Strawberries…Soon, Very Soon.

It won’t be long now until we get to pick our first crop of strawberries from the garden. These were all transplants from the “L” shaped raised bed layout from last year and have flourished in their new bed. The foliage is growing strong and tall and runners are starting to come out all over place, but what is exciting are the red and nearly ripe berries beginning to appear.

I’ve been checking them daily, eager to get that first sweet and juicy fruit from the garden! It might be a race to see who gets it first, me or my daughter. I bet you know who will win!

As I’ve mentioned in an earlier strawberry bed post the best time to fertilize strawberries is after harvesting.I’ll be using bloodmeal as an organic nitrogen fertilizer to stimulate more green growth. As the strawberries pu on more green growth they will produce runners which I can then turn into new plants for more berries next year. The new plants will either add to the old ones or replace the strawberry plants that are finished producing. The added benefit of bloodmeal is that rabbits and deer aren’t especially fond of the smell.

Some of the strawberries are just turning red while others still have the white-green coloration. It won’t be long though a few days of good sun will ripen them up quick. The sun has been hard to come by lately and strawberry farms in the area are seeing rot occurring from the excess moisture. That’s another advantage to raised beds, they dry out faster than the ground which reduces rot.  Of course that could be a disadvantage when it becomes hot and dry and you have to irrigate.

I can’t wait for that first ripened berry off the vine!

Hmm…It appears someone beat us to that first bite!

11 thoughts on “Strawberries…Soon, Very Soon.”

  1. I’ll bet they’re going to be delicious Dave! Grocery store strawberries can’t compare to the ones grown at home. Enjoy – I’m sure you will!

  2. Yum! We picked our first two the other day and they were so sweet! Another day or two and you’ll see. I think strawberry season is here too. I’ve seen many signs. Enjoy and Happy Mother’s Day to Jenny.

  3. Your strawberry plants look great, Dave! We love our strawberries, too, but have an awfully hard time beating the birds to them. Every year, I think, THIS year I’ll make sure to put up netting. Well, maybe this year…

  4. I was wondering what variety of strawberries you’re growin Dave? And don’t you pinch off the first year’s flowers so that roots get a good foothold? Most varieties, when newly planted, produce bigger and juicier berries after pinching off the blooms their first year, runners too.

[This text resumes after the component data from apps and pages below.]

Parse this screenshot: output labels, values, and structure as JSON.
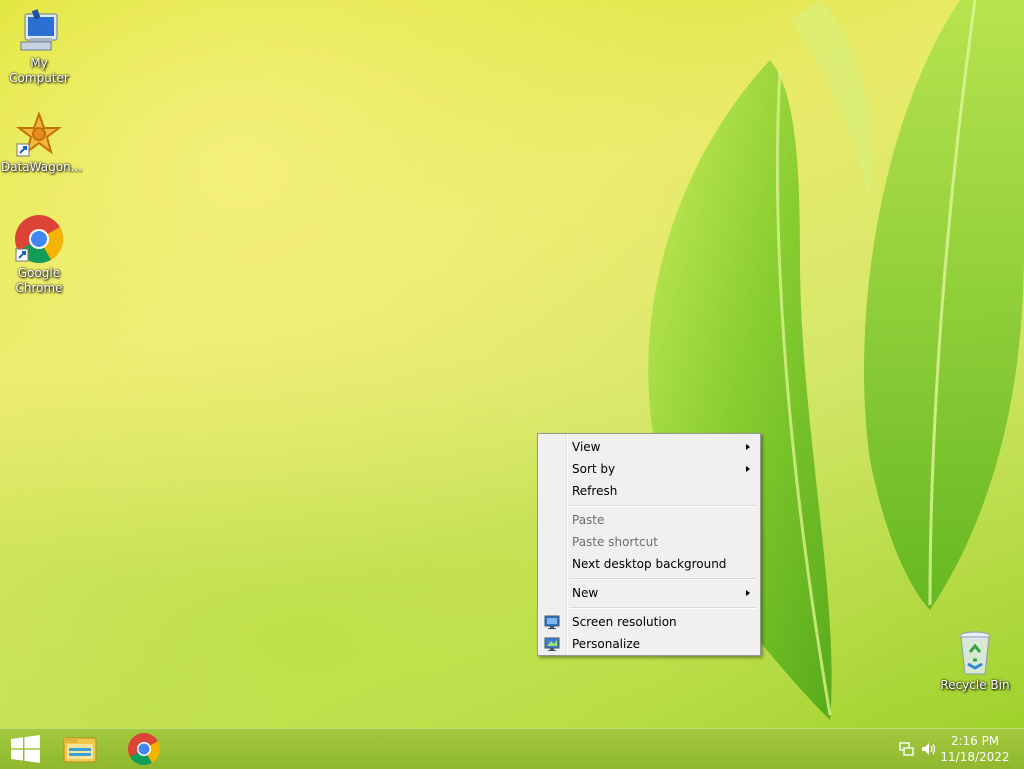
{
  "desktop": {
    "icons": [
      {
        "label": "My Computer"
      },
      {
        "label": "DataWagon..."
      },
      {
        "label": "Google Chrome"
      },
      {
        "label": "Recycle Bin"
      }
    ]
  },
  "context_menu": {
    "items": [
      {
        "label": "View",
        "submenu": true
      },
      {
        "label": "Sort by",
        "submenu": true
      },
      {
        "label": "Refresh"
      },
      {
        "label": "Paste",
        "disabled": true
      },
      {
        "label": "Paste shortcut",
        "disabled": true
      },
      {
        "label": "Next desktop background"
      },
      {
        "label": "New",
        "submenu": true
      },
      {
        "label": "Screen resolution",
        "icon": "screen-resolution-icon"
      },
      {
        "label": "Personalize",
        "icon": "personalize-icon"
      }
    ]
  },
  "taskbar": {
    "start_icon": "windows-logo-icon",
    "pinned": [
      {
        "icon": "file-explorer-icon"
      },
      {
        "icon": "chrome-icon"
      }
    ],
    "tray_icons": [
      "network-icon",
      "volume-icon"
    ],
    "clock": {
      "time": "2:16 PM",
      "date": "11/18/2022"
    }
  },
  "colors": {
    "taskbar": "#98c035",
    "menu_background": "#f0f0f0"
  }
}
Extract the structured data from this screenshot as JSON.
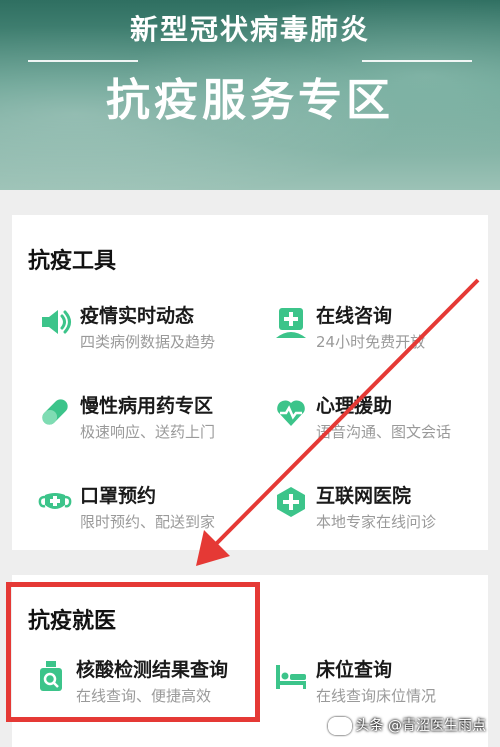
{
  "banner": {
    "subtitle": "新型冠状病毒肺炎",
    "title": "抗疫服务专区"
  },
  "tools": {
    "section_title": "抗疫工具",
    "items": [
      {
        "title": "疫情实时动态",
        "desc": "四类病例数据及趋势",
        "icon": "speaker-icon"
      },
      {
        "title": "在线咨询",
        "desc": "24小时免费开放",
        "icon": "doctor-icon"
      },
      {
        "title": "慢性病用药专区",
        "desc": "极速响应、送药上门",
        "icon": "pill-icon"
      },
      {
        "title": "心理援助",
        "desc": "语音沟通、图文会话",
        "icon": "heart-pulse-icon"
      },
      {
        "title": "口罩预约",
        "desc": "限时预约、配送到家",
        "icon": "mask-icon"
      },
      {
        "title": "互联网医院",
        "desc": "本地专家在线问诊",
        "icon": "medical-cross-icon"
      }
    ]
  },
  "medical": {
    "section_title": "抗疫就医",
    "items": [
      {
        "title": "核酸检测结果查询",
        "desc": "在线查询、便捷高效",
        "icon": "test-bottle-icon"
      },
      {
        "title": "床位查询",
        "desc": "在线查询床位情况",
        "icon": "bed-icon"
      }
    ]
  },
  "watermark": "头条 @青涩医生雨点",
  "colors": {
    "accent": "#3cc48a",
    "highlight": "#e53935"
  }
}
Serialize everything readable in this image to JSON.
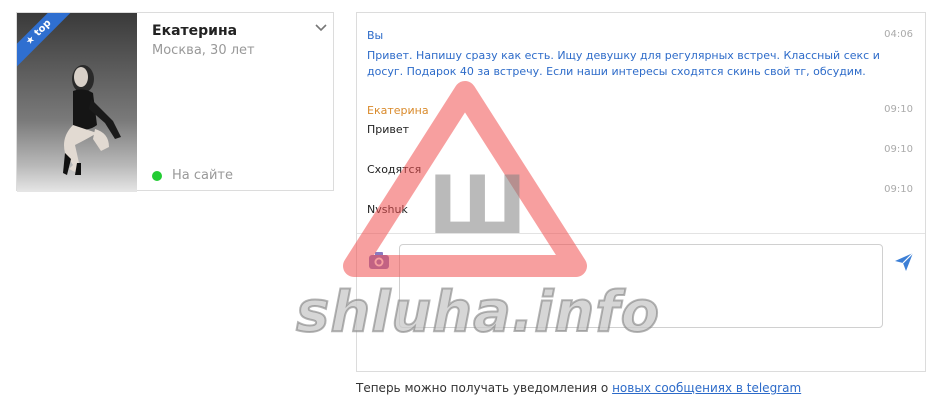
{
  "profile": {
    "name": "Екатерина",
    "location_age": "Москва, 30 лет",
    "status": "На сайте",
    "badge": "top",
    "status_color": "#22cc33",
    "badge_color": "#2f6fd0"
  },
  "chat": {
    "messages": [
      {
        "author": "Вы",
        "time": "04:06",
        "text": "Привет. Напишу сразу как есть. Ищу девушку для регулярных встреч. Классный секс и досуг. Подарок 40 за встречу. Если наши интересы сходятся скинь свой тг, обсудим."
      },
      {
        "author": "Екатерина",
        "time": "09:10",
        "text": "Привет"
      },
      {
        "time": "09:10",
        "text": "Сходятся"
      },
      {
        "time": "09:10",
        "text": "Nvshuk"
      }
    ],
    "composer_placeholder": "",
    "accent_color": "#2d6bc9",
    "author_color": "#d98a2b"
  },
  "notice": {
    "text": "Теперь можно получать уведомления о ",
    "link_text": "новых сообщениях в telegram"
  },
  "watermark": {
    "letter": "Ш",
    "site": "shluha.info"
  },
  "icons": {
    "chevron": "chevron-down-icon",
    "camera": "camera-icon",
    "send": "send-icon",
    "star": "star-icon"
  }
}
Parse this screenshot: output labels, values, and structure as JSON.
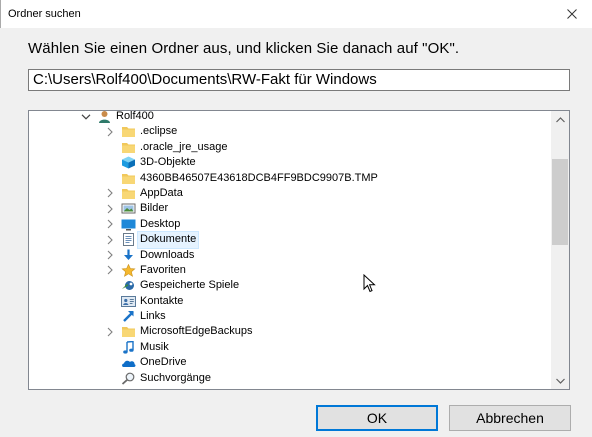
{
  "window": {
    "title": "Ordner suchen"
  },
  "prompt": "Wählen Sie einen Ordner aus, und klicken Sie danach auf \"OK\".",
  "path_value": "C:\\Users\\Rolf400\\Documents\\RW-Fakt für Windows",
  "tree": {
    "items": [
      {
        "label": "Rolf400",
        "icon": "user-icon",
        "chevron": "expanded",
        "depth": 0,
        "selected": false
      },
      {
        "label": ".eclipse",
        "icon": "folder-icon",
        "chevron": "collapsed",
        "depth": 1,
        "selected": false
      },
      {
        "label": ".oracle_jre_usage",
        "icon": "folder-icon",
        "chevron": "none",
        "depth": 1,
        "selected": false
      },
      {
        "label": "3D-Objekte",
        "icon": "3d-objects-icon",
        "chevron": "none",
        "depth": 1,
        "selected": false
      },
      {
        "label": "4360BB46507E43618DCB4FF9BDC9907B.TMP",
        "icon": "folder-icon",
        "chevron": "none",
        "depth": 1,
        "selected": false
      },
      {
        "label": "AppData",
        "icon": "folder-icon",
        "chevron": "collapsed",
        "depth": 1,
        "selected": false
      },
      {
        "label": "Bilder",
        "icon": "pictures-icon",
        "chevron": "collapsed",
        "depth": 1,
        "selected": false
      },
      {
        "label": "Desktop",
        "icon": "desktop-icon",
        "chevron": "collapsed",
        "depth": 1,
        "selected": false
      },
      {
        "label": "Dokumente",
        "icon": "documents-icon",
        "chevron": "collapsed",
        "depth": 1,
        "selected": true
      },
      {
        "label": "Downloads",
        "icon": "downloads-icon",
        "chevron": "collapsed",
        "depth": 1,
        "selected": false
      },
      {
        "label": "Favoriten",
        "icon": "favorites-icon",
        "chevron": "collapsed",
        "depth": 1,
        "selected": false
      },
      {
        "label": "Gespeicherte Spiele",
        "icon": "saved-games-icon",
        "chevron": "none",
        "depth": 1,
        "selected": false
      },
      {
        "label": "Kontakte",
        "icon": "contacts-icon",
        "chevron": "none",
        "depth": 1,
        "selected": false
      },
      {
        "label": "Links",
        "icon": "links-icon",
        "chevron": "none",
        "depth": 1,
        "selected": false
      },
      {
        "label": "MicrosoftEdgeBackups",
        "icon": "folder-icon",
        "chevron": "collapsed",
        "depth": 1,
        "selected": false
      },
      {
        "label": "Musik",
        "icon": "music-icon",
        "chevron": "none",
        "depth": 1,
        "selected": false
      },
      {
        "label": "OneDrive",
        "icon": "onedrive-icon",
        "chevron": "none",
        "depth": 1,
        "selected": false
      },
      {
        "label": "Suchvorgänge",
        "icon": "searches-icon",
        "chevron": "none",
        "depth": 1,
        "selected": false
      },
      {
        "label": "",
        "icon": "folder-icon",
        "chevron": "collapsed",
        "depth": 1,
        "selected": false
      }
    ]
  },
  "buttons": {
    "ok": "OK",
    "cancel": "Abbrechen"
  },
  "colors": {
    "accent": "#0078d7",
    "folder": "#f1c85b",
    "selection": "#e5f3ff",
    "dialog_bg": "#f0f0f0"
  }
}
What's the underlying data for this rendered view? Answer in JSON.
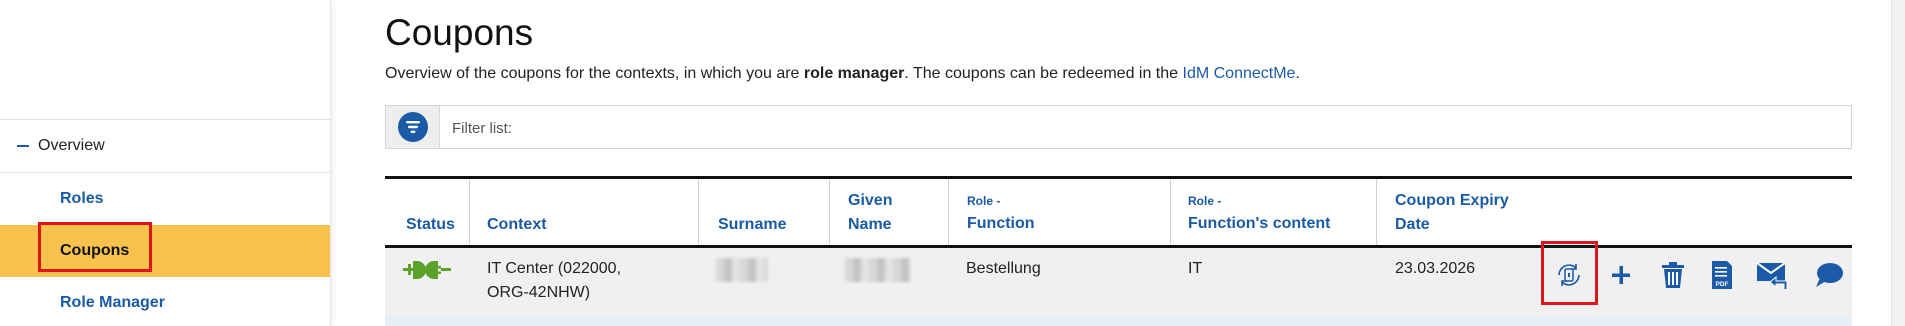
{
  "sidebar": {
    "overview": "Overview",
    "roles": "Roles",
    "coupons": "Coupons",
    "role_manager": "Role Manager"
  },
  "page": {
    "title": "Coupons",
    "desc_prefix": "Overview of the coupons for the contexts, in which you are ",
    "desc_bold": "role manager",
    "desc_middle": ". The coupons can be redeemed in the ",
    "desc_link": "IdM ConnectMe",
    "desc_suffix": "."
  },
  "filter": {
    "placeholder": "Filter list:",
    "icon": "filter-icon"
  },
  "table": {
    "headers": {
      "status": "Status",
      "context": "Context",
      "surname": "Surname",
      "given_1": "Given",
      "given_2": "Name",
      "role_fn_small": "Role -",
      "role_fn": "Function",
      "role_fc_small": "Role -",
      "role_fc": "Function's content",
      "expiry_1": "Coupon Expiry",
      "expiry_2": "Date"
    },
    "rows": [
      {
        "status_icon": "plug-connected-icon",
        "context_1": "IT Center (022000,",
        "context_2": "ORG-42NHW)",
        "function": "Bestellung",
        "function_content": "IT",
        "expiry": "23.03.2026"
      }
    ],
    "actions": [
      "renew-coupon-icon",
      "add-icon",
      "trash-icon",
      "pdf-icon",
      "mail-forward-icon",
      "comment-icon"
    ]
  },
  "colors": {
    "link": "#1a5aa6",
    "active": "#f9c24d",
    "highlight": "#e0141b",
    "status_green": "#5aa22a"
  }
}
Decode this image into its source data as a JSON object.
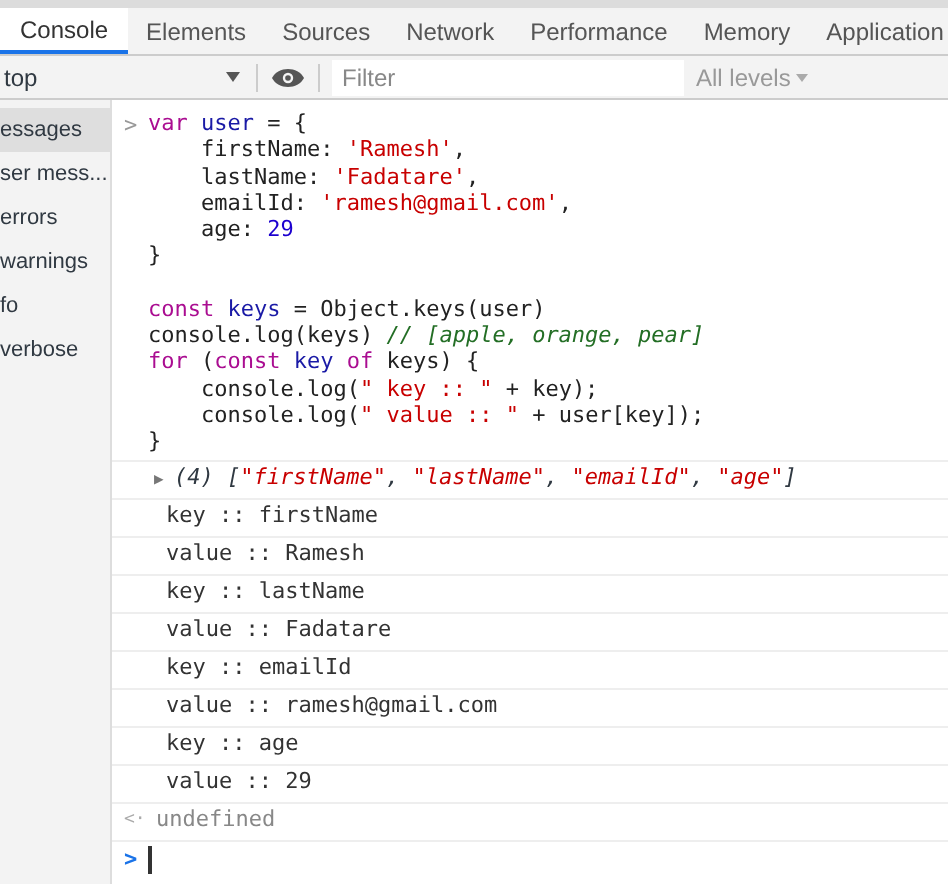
{
  "tabs": [
    {
      "label": "Console",
      "selected": true
    },
    {
      "label": "Elements",
      "selected": false
    },
    {
      "label": "Sources",
      "selected": false
    },
    {
      "label": "Network",
      "selected": false
    },
    {
      "label": "Performance",
      "selected": false
    },
    {
      "label": "Memory",
      "selected": false
    },
    {
      "label": "Application",
      "selected": false
    }
  ],
  "toolbar": {
    "context": "top",
    "filter_placeholder": "Filter",
    "levels": "All levels"
  },
  "sidebar": {
    "items": [
      {
        "label": "essages",
        "selected": true
      },
      {
        "label": "ser mess...",
        "selected": false
      },
      {
        "label": "errors",
        "selected": false
      },
      {
        "label": "warnings",
        "selected": false
      },
      {
        "label": "fo",
        "selected": false
      },
      {
        "label": "verbose",
        "selected": false
      }
    ]
  },
  "input": {
    "prompt": ">",
    "lines": [
      {
        "tokens": [
          {
            "kind": "kw",
            "text": "var"
          },
          {
            "kind": "name",
            "text": " user"
          },
          {
            "kind": "plain",
            "text": " = {"
          }
        ]
      },
      {
        "tokens": [
          {
            "kind": "plain",
            "text": "    firstName: "
          },
          {
            "kind": "str",
            "text": "'Ramesh'"
          },
          {
            "kind": "plain",
            "text": ","
          }
        ]
      },
      {
        "tokens": [
          {
            "kind": "plain",
            "text": "    lastName: "
          },
          {
            "kind": "str",
            "text": "'Fadatare'"
          },
          {
            "kind": "plain",
            "text": ","
          }
        ]
      },
      {
        "tokens": [
          {
            "kind": "plain",
            "text": "    emailId: "
          },
          {
            "kind": "str",
            "text": "'ramesh@gmail.com'"
          },
          {
            "kind": "plain",
            "text": ","
          }
        ]
      },
      {
        "tokens": [
          {
            "kind": "plain",
            "text": "    age: "
          },
          {
            "kind": "num",
            "text": "29"
          }
        ]
      },
      {
        "tokens": [
          {
            "kind": "plain",
            "text": "}"
          }
        ]
      },
      {
        "gap_before": true,
        "tokens": [
          {
            "kind": "kw",
            "text": "const"
          },
          {
            "kind": "name",
            "text": " keys"
          },
          {
            "kind": "plain",
            "text": " = Object.keys(user)"
          }
        ]
      },
      {
        "tokens": [
          {
            "kind": "plain",
            "text": "console.log(keys) "
          },
          {
            "kind": "comment",
            "text": "// [apple, orange, pear]"
          }
        ]
      },
      {
        "tokens": [
          {
            "kind": "kw",
            "text": "for"
          },
          {
            "kind": "plain",
            "text": " ("
          },
          {
            "kind": "kw",
            "text": "const"
          },
          {
            "kind": "name",
            "text": " key"
          },
          {
            "kind": "kw",
            "text": " of"
          },
          {
            "kind": "plain",
            "text": " keys) {"
          }
        ]
      },
      {
        "tokens": [
          {
            "kind": "plain",
            "text": "    console.log("
          },
          {
            "kind": "str",
            "text": "\" key :: \""
          },
          {
            "kind": "plain",
            "text": " + key);"
          }
        ]
      },
      {
        "tokens": [
          {
            "kind": "plain",
            "text": "    console.log("
          },
          {
            "kind": "str",
            "text": "\" value :: \""
          },
          {
            "kind": "plain",
            "text": " + user[key]);"
          }
        ]
      },
      {
        "tokens": [
          {
            "kind": "plain",
            "text": "}"
          }
        ]
      }
    ]
  },
  "array_output": {
    "expander": "▶",
    "tokens": [
      {
        "kind": "plain",
        "text": "(4) ["
      },
      {
        "kind": "str",
        "text": "\"firstName\""
      },
      {
        "kind": "plain",
        "text": ", "
      },
      {
        "kind": "str",
        "text": "\"lastName\""
      },
      {
        "kind": "plain",
        "text": ", "
      },
      {
        "kind": "str",
        "text": "\"emailId\""
      },
      {
        "kind": "plain",
        "text": ", "
      },
      {
        "kind": "str",
        "text": "\"age\""
      },
      {
        "kind": "plain",
        "text": "]"
      }
    ]
  },
  "log_lines": [
    "key :: firstName",
    "value :: Ramesh",
    "key :: lastName",
    "value :: Fadatare",
    "key :: emailId",
    "value :: ramesh@gmail.com",
    "key :: age",
    "value :: 29"
  ],
  "result": {
    "arrow": "<·",
    "text": "undefined"
  },
  "prompt": ">"
}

  5. They look good Dave. I bet the little one will get the first one.
    I picked my first Blueberry & my first Sweet 100 the other day & they sure were good. So far this yr looks like it's going to be productive.
    Happy Mother's Day to Jenny.

  6. Linda,

    No doubt! The travel time on most of those strawberries in the store requires that they are picked well before they are ripe. Much better if they are fresh!


    I haven’t been out yet today to the strawberries, I should go they might be ripe already!

  7. OFB,

    I sure hope the birds aren’t bothering them. There is so much foliage right now that I don’t even know if they can see the strawberries! Better get that netting!


    Alvin, Simon, and Theodore were at it again? We have munks here but back in the woods and they don’t seem to travel very far across the yard. I did get one once in the garage but he was foolish enough to climb into a jar and got stuck. Good thing I found him!


    I’m not sure which variety I have. I think I have two kinds the everbearing and the June bearing but I don’t know the specifics. This is the second year for most of those plants. Your right the first year berries are a bust and should be picked before fruiting to exert more energy into the plants.


    You are making me envious of your warm weather to already have a tomato! I can’t wait to see them but it will probably be late June-July before we get our first!

  8. I can almost taste the strawberries now! I think an increasing number of people will be turning toward your website and other gardening websites, as Americans with no gardening experience plant wonderful recession gardens around the country: Recession Gardens.

Comments are closed.